======== DATA SUPPLIED

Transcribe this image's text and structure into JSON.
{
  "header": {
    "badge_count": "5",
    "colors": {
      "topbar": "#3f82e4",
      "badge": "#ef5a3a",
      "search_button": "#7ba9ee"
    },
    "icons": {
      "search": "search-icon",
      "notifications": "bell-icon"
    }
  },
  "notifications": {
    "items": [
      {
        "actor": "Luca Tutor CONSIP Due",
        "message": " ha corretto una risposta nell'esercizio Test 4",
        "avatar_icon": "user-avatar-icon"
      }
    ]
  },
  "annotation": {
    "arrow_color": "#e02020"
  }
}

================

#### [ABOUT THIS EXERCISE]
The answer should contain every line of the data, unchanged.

#### [PROBLEM SOLUTION]
Transcribe this image's text and structure into JSON.
{
  "header": {
    "badge_count": "5",
    "colors": {
      "topbar": "#3f82e4",
      "badge": "#ef5a3a",
      "search_button": "#7ba9ee"
    },
    "icons": {
      "search": "search-icon",
      "notifications": "bell-icon"
    }
  },
  "notifications": {
    "items": [
      {
        "actor": "Luca Tutor CONSIP Due",
        "message": " ha corretto una risposta nell'esercizio Test 4",
        "avatar_icon": "user-avatar-icon"
      }
    ]
  },
  "annotation": {
    "arrow_color": "#e02020"
  }
}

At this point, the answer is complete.